Time and Time Again
Time and Time Again :
Or listen to the clocktowers
of any old well-managed city
beating their gongs round the clock, each slightly
off the others’ time, deeper or lighter
in its bronze, beating out a different
sequence each half-hour, out of the accidents
of alloy, a maker’s shaking hand
in Switzerland, or the mutual distances
commemorating a donor’s whim,
the perennial feuds and seasonal alliance
of Hindu, Christian, and Muslim -
cut off sometimes by a change of wind,
a change of mind, or a siren
between the pieces of a backstreet quarrel.
One day you look up and see one of them
eyeless, silent, a zigzag sky showing
through the knocked-out clockwork, after a riot,
a peace-march time bomb, or a precise act
Of nature in a night of lightnings.

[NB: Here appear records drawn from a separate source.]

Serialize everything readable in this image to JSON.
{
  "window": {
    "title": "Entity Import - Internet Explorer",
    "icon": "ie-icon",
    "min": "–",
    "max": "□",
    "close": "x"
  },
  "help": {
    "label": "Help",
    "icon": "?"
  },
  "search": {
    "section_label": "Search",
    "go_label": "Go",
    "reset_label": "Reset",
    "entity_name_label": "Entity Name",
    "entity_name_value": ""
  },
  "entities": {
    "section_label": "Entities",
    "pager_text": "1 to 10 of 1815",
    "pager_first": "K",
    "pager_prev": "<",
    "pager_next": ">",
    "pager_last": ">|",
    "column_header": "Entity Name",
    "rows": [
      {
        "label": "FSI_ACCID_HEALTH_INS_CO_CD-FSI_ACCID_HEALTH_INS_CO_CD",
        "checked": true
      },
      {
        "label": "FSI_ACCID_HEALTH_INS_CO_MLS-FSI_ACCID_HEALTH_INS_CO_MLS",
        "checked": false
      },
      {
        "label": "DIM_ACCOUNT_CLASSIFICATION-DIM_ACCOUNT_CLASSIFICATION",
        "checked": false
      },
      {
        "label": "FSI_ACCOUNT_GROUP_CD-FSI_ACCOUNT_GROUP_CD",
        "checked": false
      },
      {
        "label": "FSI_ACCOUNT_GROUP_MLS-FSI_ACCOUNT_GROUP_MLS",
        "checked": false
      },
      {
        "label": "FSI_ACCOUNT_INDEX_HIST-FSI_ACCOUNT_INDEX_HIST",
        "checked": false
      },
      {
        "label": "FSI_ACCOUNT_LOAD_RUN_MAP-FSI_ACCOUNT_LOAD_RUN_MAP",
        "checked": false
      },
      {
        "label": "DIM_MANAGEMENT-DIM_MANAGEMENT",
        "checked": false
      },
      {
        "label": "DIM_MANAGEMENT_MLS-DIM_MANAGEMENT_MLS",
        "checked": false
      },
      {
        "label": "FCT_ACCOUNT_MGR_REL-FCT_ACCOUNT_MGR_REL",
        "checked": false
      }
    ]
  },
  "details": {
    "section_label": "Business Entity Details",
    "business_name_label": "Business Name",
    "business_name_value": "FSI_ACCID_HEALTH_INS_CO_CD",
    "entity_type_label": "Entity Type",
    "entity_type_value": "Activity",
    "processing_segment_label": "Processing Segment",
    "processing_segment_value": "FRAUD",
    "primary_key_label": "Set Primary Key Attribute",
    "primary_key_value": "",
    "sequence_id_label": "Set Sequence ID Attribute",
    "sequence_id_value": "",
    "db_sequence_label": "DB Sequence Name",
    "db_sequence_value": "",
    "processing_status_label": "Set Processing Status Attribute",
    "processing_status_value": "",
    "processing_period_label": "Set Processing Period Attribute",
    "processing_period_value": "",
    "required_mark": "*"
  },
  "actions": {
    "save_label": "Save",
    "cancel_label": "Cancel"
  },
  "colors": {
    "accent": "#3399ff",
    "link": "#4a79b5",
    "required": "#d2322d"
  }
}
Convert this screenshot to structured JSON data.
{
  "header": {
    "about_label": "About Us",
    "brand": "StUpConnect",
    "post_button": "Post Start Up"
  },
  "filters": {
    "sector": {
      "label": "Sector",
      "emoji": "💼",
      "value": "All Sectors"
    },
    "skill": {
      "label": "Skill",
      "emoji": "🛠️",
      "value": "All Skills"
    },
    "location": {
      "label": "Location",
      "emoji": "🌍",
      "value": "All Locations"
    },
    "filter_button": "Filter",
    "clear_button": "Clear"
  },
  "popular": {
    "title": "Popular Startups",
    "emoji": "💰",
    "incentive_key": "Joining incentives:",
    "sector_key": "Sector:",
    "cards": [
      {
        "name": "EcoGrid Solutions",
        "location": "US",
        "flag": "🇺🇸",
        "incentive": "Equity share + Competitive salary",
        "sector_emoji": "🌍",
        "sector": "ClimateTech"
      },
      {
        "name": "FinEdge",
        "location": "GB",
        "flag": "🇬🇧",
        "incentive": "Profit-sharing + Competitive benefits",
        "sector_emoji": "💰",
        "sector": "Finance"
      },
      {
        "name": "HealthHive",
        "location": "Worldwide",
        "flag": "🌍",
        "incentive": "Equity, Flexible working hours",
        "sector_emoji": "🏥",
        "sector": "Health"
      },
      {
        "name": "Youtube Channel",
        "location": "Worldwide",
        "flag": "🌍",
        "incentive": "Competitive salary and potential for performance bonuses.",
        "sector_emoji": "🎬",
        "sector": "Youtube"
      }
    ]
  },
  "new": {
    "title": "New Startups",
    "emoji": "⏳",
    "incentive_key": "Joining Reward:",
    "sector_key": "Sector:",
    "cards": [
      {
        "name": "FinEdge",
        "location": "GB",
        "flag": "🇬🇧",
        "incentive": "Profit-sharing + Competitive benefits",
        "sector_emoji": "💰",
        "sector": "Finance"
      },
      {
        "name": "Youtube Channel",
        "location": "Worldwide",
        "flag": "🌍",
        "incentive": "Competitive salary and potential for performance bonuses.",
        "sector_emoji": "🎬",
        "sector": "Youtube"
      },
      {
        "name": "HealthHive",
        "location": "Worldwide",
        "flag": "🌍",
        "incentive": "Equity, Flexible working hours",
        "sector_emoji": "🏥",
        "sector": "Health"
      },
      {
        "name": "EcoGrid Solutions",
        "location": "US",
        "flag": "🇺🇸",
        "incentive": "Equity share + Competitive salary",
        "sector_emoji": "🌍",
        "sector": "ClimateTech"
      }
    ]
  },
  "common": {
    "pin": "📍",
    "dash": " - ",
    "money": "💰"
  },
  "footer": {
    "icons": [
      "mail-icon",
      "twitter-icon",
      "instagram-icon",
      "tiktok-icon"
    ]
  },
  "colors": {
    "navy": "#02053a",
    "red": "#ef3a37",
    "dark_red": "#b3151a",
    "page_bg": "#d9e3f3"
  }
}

A.K. Ramanujan is one of India’s finest English language poets. He is best known for his pioneering translations of ancient Tamil poetry into modern English. At the time of his death he was professor of linguistics at the University of Chicago and was recognized as the world’s most profound scholar of South Indian languages and culture. His interests included anthropology and folklore. These influenced his work as a craftsman of English. This poem represents the complex distillation of a lifetime of unusual thought and feeling.